He urged rich nations to fund climate action in poorer countries during an address to United Kingdom's parliament.
Ramaphosa said there was "a responsibility of the more industrialised nations of the world to contribute substantial resources to low and medium income countries to fund their climate actions."
"This should not be seen as charity", he insisted. "It is compensation for the harm done and the harm yet to be done to people in developing economies as a consequence of the industrialisation that wealthy countries have had over many years."
Ramaphosa received a standing ovation from the audience who consisted of serving MPs as well as members of the, upper chamber, the Lords. His comments come days after the end of the UN climate conference COP 27 in Sharm el-Sheikh (Egypt).
"We are pleased that the final outcomes of COP-27 hold out the promise of concerted action to address climate change. It was Nelson Mandela who espoused the vision of a global community of nations that strives by all means available to improve the human condition", Ramaphosa said.
If the United Nations COP27 climate summit approved the creation of a special fund to cover the damages suffered by vulnerable nations affected by global warming, it did not commit to slash emissions and limit warming to below 1.5C. SOURCER /EDIT
The president of Africa's most industrialized nation also called for the UK to push for more "representative and more inclusive international bodies" such as the United Nations Security Council and global financial institutions.
Earlier he was welcomed during a ceremony by King Charles III and Camilla, Queen Consort and also met William and Kate, the Prince and Princess of Wales.
UK Prime Minister Rishi Sunak also attended the ceremony, in addition to Foreign Secretary James Cleverly and Home Secretary Suella Braverman.
The visit was organized before the death of Queen Elizabeth II.

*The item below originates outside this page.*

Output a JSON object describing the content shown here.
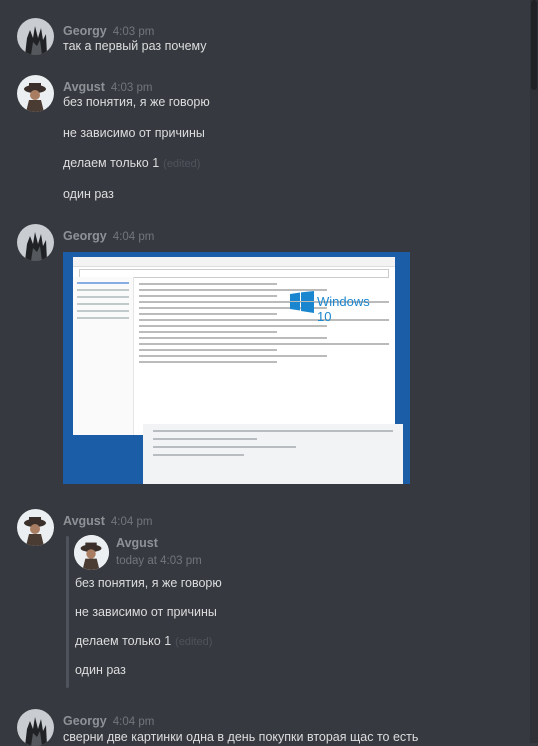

The last state visit by a South African leader was in 1996, when Nelson Mandela was honored two years after he became South Africa's first Black president.